Electroactive Polymers, or EAPs, are polymers that exhibit a change in size or shape when stimulated by an electric field. The most common applications of this type of material are in actuators and sensors. A typical characteristic property of an EAP is that they will undergo a large amount of deformation while sustaining large forces. The majority of historic actuators are made of ceramic piezoelectric materials. While these materials are able to withstand large forces, they commonly will only deform a fraction of a percent. In the late 1990s, it has been demonstrated that some EAPs can exhibit up to a 380% strain, which is much more than any ceramic actuator. One of the most common applications for EAPs is in the field of robotics in the development of artificial muscles; thus, an electroactive polymer is often referred to as an artificial muscle
The three actuation responses that can be achieved by artificial muscles are contraction, expansion, and rotation. These three components can be combined together within one body to produce other types of motions (e.g. bending: by contracting one side of the material while expanding the other side). Motors and pneumatic linear or rotary actuators may not be called artificial muscles because there are more than one part involved in the actuation.
Artificial muscles can be divided into four major groups based on their actuation mechanism :
Actuation based on applying electric field: Electroactive polymers (EAPs) such as dielectric elastomer actuators (DEAs), relaxor ferroelectric polymers, and liquid crystal elastomers fall under this category.
Actuation based on gas pressure: Pneumatic artificial muscles (PAMs) operate by a pressurized air filling a pneumatic bladder. Upon applying gas pressure to the bladder, isotropic volume expansion is expected, however the tough braided wires that confines the bladder, translate the volume expansion to a linear contraction along the axis of the actuator. McKibben artificial muscle belongs to this category and can only contract or expand upon applying pressure.
Actuation based on movement of ions: In this category, in addition to application of electric field, ions are required to make the actuation happen; therefore, the actuation occurs in a wet environment. Ionic electroactive polymers (also known as wet electroactive polymers) such as conducting polymers, and ionic polymer metal composites (IPMC) belong to this group. Recently it has been demonstrated that twisted carbon nanotubes can be actuated in electrolyte upon applying electric field. 
Actuation based on thermal expansion: A new type of electric field activated, electrolyte-free muscles called twisted yarn actuators has been recently introduced to the field . The mechanism of operation is based on thermal expansion of a guest material within the conductive twisted structure. Materials with negative thermal expansion coefficient also can be engineered to actuate upon Joule heating.
In health care and medicine biological nanosensors are being developed in the next 5 years and will be used for fast and accurate diagnostics. Further ahead, nanotechnology may be used to build artificial muscle and 'lab on a chip' technology will develop more efficient drug discovery processes.

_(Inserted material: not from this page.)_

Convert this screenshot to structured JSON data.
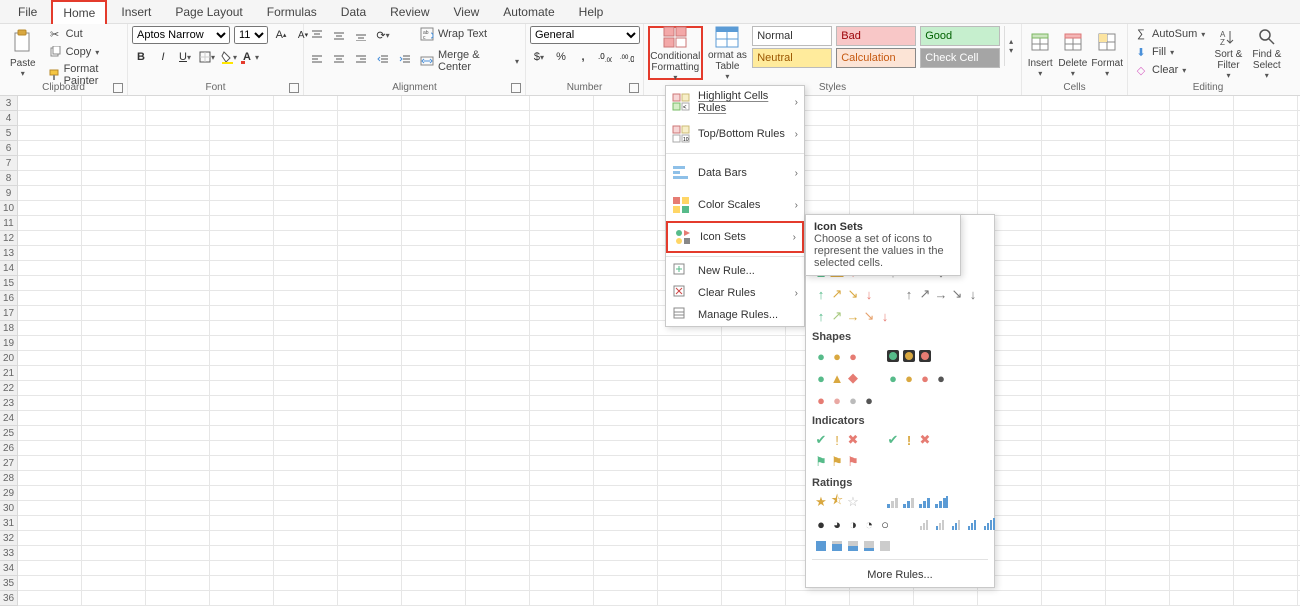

. Graphene is 100 times stronger than steel of the same thickness. It conducts both heat and electricity better than copper, and has outstanding optical and mechanical properties. If it could be produced on an industrial scale, graphene might revolutionize fields such as electronics and even body armor. Recently, the European Union awarded the Finnish company Nokia a $1.3 billion research grant to commercialize graphene. What follows are 10 areas in which graphene could make a huge difference -- some sooner than you think.
Graphene is the world's new wonder material. It's the thinnest electronic material ever invented, consisting of a layer of carbon atoms just a single atom thick -- the atoms are arranged in a hexagonal pattern. It weighs almost nothing, coming in at only 0.77 grams for a square meter.
Oh I am so glad I could be a help.
I knew there were things like this that used electric fields to move materials, but I didn't know it was so advanced, I thought it was just speculation at the moment. Thank you so much!!